  • Also, private doctors never hand out generic drugs because there are no kickbacks or incentives involved from pharma companies.
  • The government or specifically the government’s Department of Pharmaceuticals is also to blame for the lack of awareness.


Experts say it will be misleading to presume that prescriptions with generic names will automatically translate into lower medicine bills for patients. There are many challenges:

  • This is a well-intentioned but impractical proposal. But, the existing drug market in the country makes it hard to implement. Almost all medicines sold in India have brand names, including generic medicines with brands.
  • Some doctors who have tracked the pricing of drugs have cautioned that the trade margins for branded generic medicines are at times even higher than the margins for branded medicines from the same companies.
  • About 40% of the estimated 60,000 drug formulations sold in India are fixed dose combinations, or FDCs, of multiple pharmacological ingredients which are only sold through brand names.
  • A study has found “significant variations in drug concentrations and physical properties” of generic formulations of latanoprost, a medicine used to treat glaucoma, an eye disorder.
  • Also, prescriptions with generic names only had the potential to compromise patient safety because the choice of the medicine to be handed over to patients would shift from the doctor to the retail chemist.
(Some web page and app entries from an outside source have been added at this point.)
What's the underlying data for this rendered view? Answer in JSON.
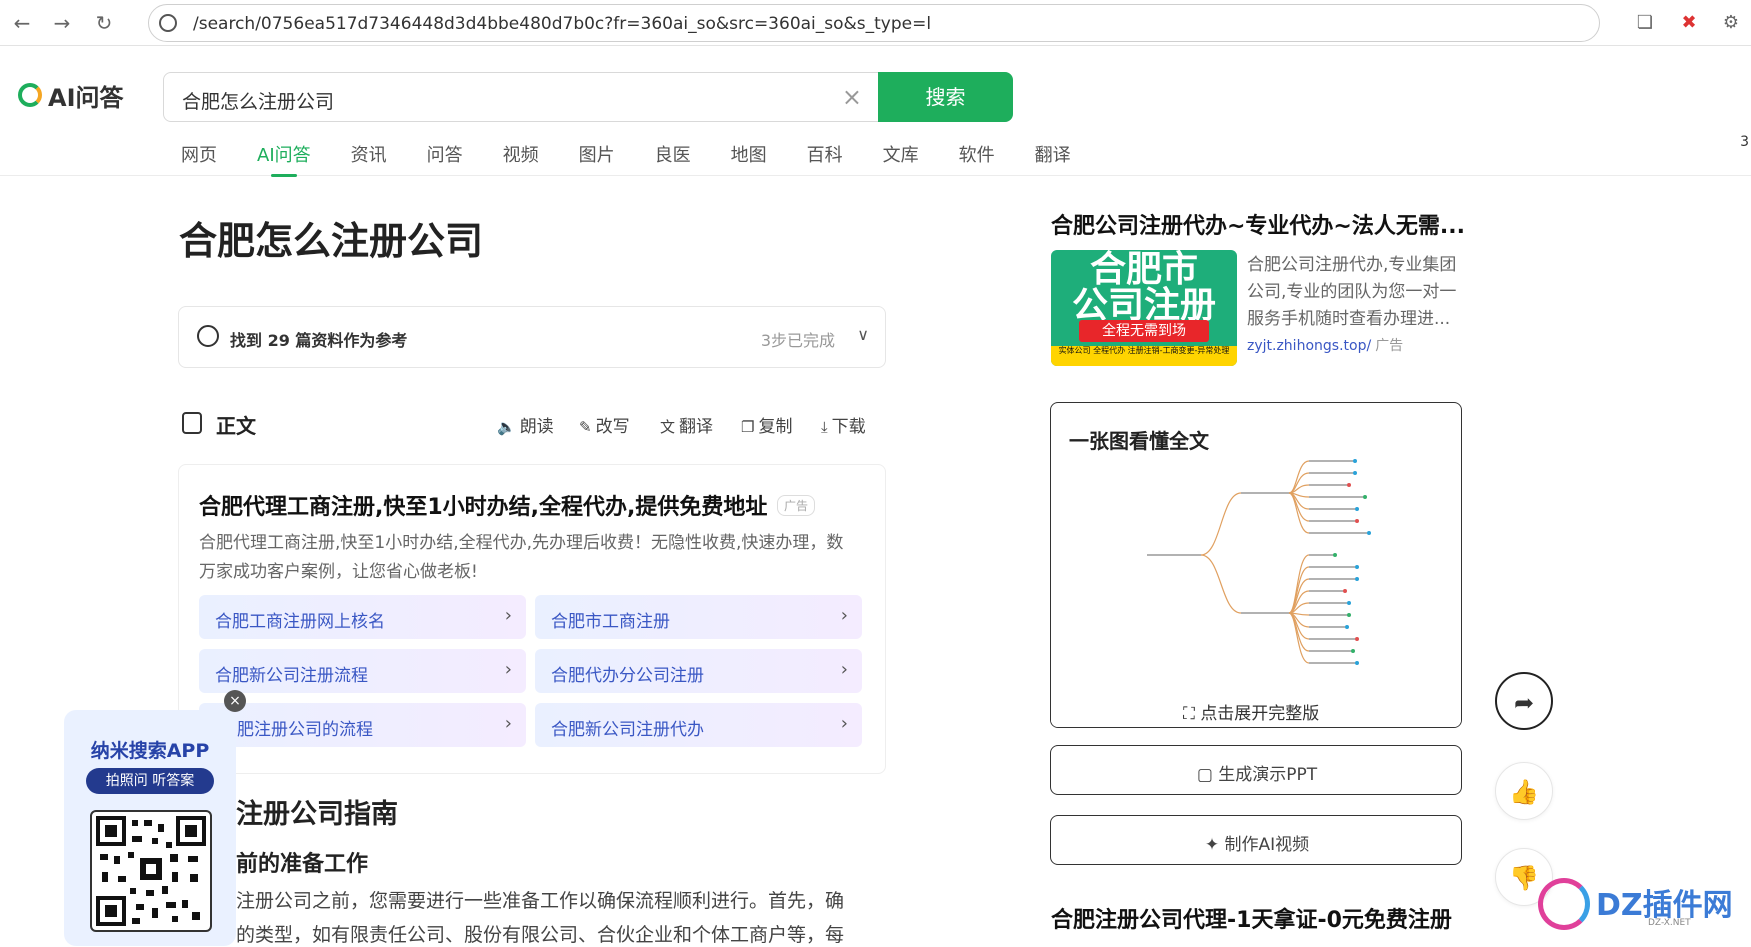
{
  "browser": {
    "url": "/search/0756ea517d7346448d3d4bbe480d7b0c?fr=360ai_so&src=360ai_so&s_type=l",
    "back_icon": "arrow-left-icon",
    "forward_icon": "arrow-right-icon",
    "reload_icon": "reload-icon"
  },
  "header": {
    "logo_text": "AI问答",
    "query": "合肥怎么注册公司",
    "search_button": "搜索",
    "right_edge_text": "3",
    "tabs": [
      "网页",
      "AI问答",
      "资讯",
      "问答",
      "视频",
      "图片",
      "良医",
      "地图",
      "百科",
      "文库",
      "软件",
      "翻译"
    ],
    "active_tab": "AI问答",
    "accent_color": "#1eae5c"
  },
  "main": {
    "title": "合肥怎么注册公司",
    "references": {
      "found_text": "找到 29 篇资料作为参考",
      "status": "3步已完成"
    },
    "body_label": "正文",
    "actions": [
      "朗读",
      "改写",
      "翻译",
      "复制",
      "下载"
    ],
    "ad": {
      "title": "合肥代理工商注册,快至1小时办结,全程代办,提供免费地址",
      "badge": "广告",
      "desc_line1": "合肥代理工商注册,快至1小时办结,全程代办,先办理后收费！无隐性收费,快速办理，数",
      "desc_line2": "万家成功客户案例，让您省心做老板!",
      "links": [
        "合肥工商注册网上核名",
        "合肥市工商注册",
        "合肥新公司注册流程",
        "合肥代办分公司注册",
        "肥注册公司的流程",
        "合肥新公司注册代办"
      ]
    },
    "section_heading": "注册公司指南",
    "sub_heading": "前的准备工作",
    "para_line1": "注册公司之前，您需要进行一些准备工作以确保流程顺利进行。首先，确",
    "para_line2": "的类型，如有限责任公司、股份有限公司、合伙企业和个体工商户等，每"
  },
  "app_promo": {
    "title": "纳米搜索APP",
    "tagline": "拍照问 听答案"
  },
  "sidebar": {
    "ad1": {
      "title": "合肥公司注册代办~专业代办~法人无需...",
      "image_line1": "合肥市",
      "image_line2": "公司注册",
      "image_banner": "全程无需到场",
      "image_small": "实体公司 全程代办\n注册注销-工商变更-异常处理",
      "desc": "合肥公司注册代办,专业集团公司,专业的团队为您一对一服务手机随时查看办理进...",
      "source": "zyjt.zhihongs.top/",
      "badge": "广告"
    },
    "mindmap": {
      "title": "一张图看懂全文",
      "expand_label": "点击展开完整版"
    },
    "ppt_button": "生成演示PPT",
    "video_button": "制作AI视频",
    "ad2_title": "合肥注册公司代理-1天拿证-0元免费注册"
  },
  "watermark": {
    "brand": "DZ插件网",
    "domain": "DZ-X.NET"
  }
}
How can the government ensure that generics, apart from being cheap, are also safe for the patient?

Experts say the priority of the government should be to bring a legal framework to ensure “quality” in generic drug testing. No more than 1% of generic drugs sold in India undergo quality tests. Generic drugs should work “therapeutically” and the government should ensure “uniform quality”, experts say — only then can doctors prescribe them with confidence.

  • Also, the government has to clarify how it will ensure that once a doctor prescribes the generic drug, detailing its medical composition, the pharmacist or chemist will give the most appropriate drug to the patient. Even on the question of price, studies have shown that it is the retailer’s margin that often plays the key role in deciding how much the patient pays for a drug.
  • Making it incumbent on the doctor to prescribe a generic drug would mean that the prescription will detail the medicine’s composition — the salts — leaving the choice of the brand on the patient. However, for such a choice to be effective, the proposed law needs to go beyond the doctor-patient binary and target each link in the pharma industry’s chain of corruption.
  • A large number of patients in the country are illiterate and even many literate patients are not well-versed with medical terms and drug composition. A patient armed with a prescription detailing the composition of the medicine could still be dependent on a pharmacist to make the most suitable drug choice for her. And by all accounts, a pharmacist is likely to be even less sensitive to a patient’s medical — and financial — condition than the doctor. The efficacy of the proposed law will hinge on the ways in which it brings pharmacists — and not just doctors — under its ambit.
  • The generic medicine industry will also have to pull up its socks. Last year, 27 commonly-used medicines in the country failed quality tests. The drugs were found wanting on several counts, including false labelling and inadequate quantity of ingredients. Ensuring quality of drugs is a problem in the absence of adequate regulations and shortage of drug inspectors and lab facilities to check drug quality. The number of drug inspectors — approximately 1,500 now — must be increased.



Though the Medical Council of India had by way of an amendment to the Indian Medical Council (Professional Conduct, Etiquette and Ethics) Regulations 2002, issued directives to the doctors to preferably prescribe generic drugs, nothing changed. Implementational problems, non-commitment and non-effective strategies to materialise its order, has douched the medical body into controversies. It’s functioning too has been far from effective. It is, therefore, not surprising that no headway has been made on this matter. Now that the Government has taken up this issue, it should swing into action and ensure that promises are kept and provisions implemented.